> [Exercise brief]: Which lines below contain the word "this"? Copy each of them.

%%

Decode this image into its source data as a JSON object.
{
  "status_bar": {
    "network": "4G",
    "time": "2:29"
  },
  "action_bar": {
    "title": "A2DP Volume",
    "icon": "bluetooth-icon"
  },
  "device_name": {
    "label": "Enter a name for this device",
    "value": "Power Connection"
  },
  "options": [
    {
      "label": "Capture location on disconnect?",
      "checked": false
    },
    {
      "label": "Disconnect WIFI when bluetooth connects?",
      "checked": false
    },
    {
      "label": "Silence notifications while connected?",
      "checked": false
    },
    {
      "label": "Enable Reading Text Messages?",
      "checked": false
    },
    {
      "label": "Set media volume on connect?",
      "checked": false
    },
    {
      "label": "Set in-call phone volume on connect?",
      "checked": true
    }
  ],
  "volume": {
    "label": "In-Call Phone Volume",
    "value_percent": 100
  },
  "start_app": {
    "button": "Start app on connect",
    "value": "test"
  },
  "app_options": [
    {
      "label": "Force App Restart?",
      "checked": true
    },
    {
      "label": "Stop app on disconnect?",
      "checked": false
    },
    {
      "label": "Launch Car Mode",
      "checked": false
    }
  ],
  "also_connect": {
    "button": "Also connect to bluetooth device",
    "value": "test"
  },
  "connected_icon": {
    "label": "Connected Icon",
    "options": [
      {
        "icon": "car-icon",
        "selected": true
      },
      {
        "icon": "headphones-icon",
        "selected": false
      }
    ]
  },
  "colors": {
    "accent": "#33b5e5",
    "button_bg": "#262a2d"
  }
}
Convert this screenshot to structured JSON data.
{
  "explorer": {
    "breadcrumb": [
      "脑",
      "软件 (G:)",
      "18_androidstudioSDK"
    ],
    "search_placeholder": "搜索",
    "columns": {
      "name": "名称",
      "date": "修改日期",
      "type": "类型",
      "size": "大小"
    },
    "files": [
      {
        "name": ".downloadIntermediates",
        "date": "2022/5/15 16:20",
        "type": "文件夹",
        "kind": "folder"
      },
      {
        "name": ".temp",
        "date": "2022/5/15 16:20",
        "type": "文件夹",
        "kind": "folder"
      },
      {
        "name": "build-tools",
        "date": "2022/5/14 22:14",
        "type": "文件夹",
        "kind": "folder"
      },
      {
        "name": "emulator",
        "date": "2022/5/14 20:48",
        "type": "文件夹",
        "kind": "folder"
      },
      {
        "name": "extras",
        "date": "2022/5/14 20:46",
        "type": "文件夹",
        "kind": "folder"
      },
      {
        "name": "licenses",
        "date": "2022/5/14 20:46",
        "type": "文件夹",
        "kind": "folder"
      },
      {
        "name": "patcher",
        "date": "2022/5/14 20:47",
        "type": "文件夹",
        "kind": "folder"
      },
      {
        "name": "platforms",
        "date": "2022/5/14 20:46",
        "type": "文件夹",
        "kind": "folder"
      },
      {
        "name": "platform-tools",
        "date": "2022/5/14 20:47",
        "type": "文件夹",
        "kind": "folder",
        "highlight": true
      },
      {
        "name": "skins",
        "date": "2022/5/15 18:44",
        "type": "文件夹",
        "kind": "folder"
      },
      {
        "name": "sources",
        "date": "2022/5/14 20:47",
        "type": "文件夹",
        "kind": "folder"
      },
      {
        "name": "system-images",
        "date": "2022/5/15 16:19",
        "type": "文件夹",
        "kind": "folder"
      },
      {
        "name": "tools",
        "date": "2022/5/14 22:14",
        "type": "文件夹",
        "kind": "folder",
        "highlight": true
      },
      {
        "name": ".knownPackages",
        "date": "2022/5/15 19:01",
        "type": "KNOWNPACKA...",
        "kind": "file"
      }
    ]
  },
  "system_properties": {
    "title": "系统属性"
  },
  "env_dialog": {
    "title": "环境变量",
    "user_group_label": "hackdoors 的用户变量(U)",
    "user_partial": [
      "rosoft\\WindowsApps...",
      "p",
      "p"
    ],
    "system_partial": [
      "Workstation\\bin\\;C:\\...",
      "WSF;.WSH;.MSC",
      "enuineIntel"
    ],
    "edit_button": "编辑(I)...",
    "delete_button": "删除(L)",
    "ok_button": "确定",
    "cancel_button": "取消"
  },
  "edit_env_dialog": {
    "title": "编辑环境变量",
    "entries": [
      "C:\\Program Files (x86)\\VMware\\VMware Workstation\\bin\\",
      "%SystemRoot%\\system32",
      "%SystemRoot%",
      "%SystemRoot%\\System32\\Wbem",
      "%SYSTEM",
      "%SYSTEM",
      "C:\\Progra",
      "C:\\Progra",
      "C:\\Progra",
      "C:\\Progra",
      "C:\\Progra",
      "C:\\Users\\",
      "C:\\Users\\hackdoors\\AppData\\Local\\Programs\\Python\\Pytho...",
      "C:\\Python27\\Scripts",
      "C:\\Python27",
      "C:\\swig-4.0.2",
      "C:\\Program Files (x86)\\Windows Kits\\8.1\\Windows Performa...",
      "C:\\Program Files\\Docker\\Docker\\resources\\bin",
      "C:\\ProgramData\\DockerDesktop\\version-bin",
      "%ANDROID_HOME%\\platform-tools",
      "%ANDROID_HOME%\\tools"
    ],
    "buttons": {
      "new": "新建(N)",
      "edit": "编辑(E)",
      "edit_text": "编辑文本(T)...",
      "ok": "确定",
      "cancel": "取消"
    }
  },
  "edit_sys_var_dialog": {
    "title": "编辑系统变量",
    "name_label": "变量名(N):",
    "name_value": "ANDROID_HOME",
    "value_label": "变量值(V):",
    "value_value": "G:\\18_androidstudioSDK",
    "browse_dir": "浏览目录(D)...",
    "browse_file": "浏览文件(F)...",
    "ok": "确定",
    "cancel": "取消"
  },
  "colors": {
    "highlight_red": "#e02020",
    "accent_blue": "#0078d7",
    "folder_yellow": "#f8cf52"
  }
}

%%

> [Finished exercise]:
Decode this image into its source data as a JSON object.
    "label": "Enter a name for this device",
Convert this screenshot to structured JSON data.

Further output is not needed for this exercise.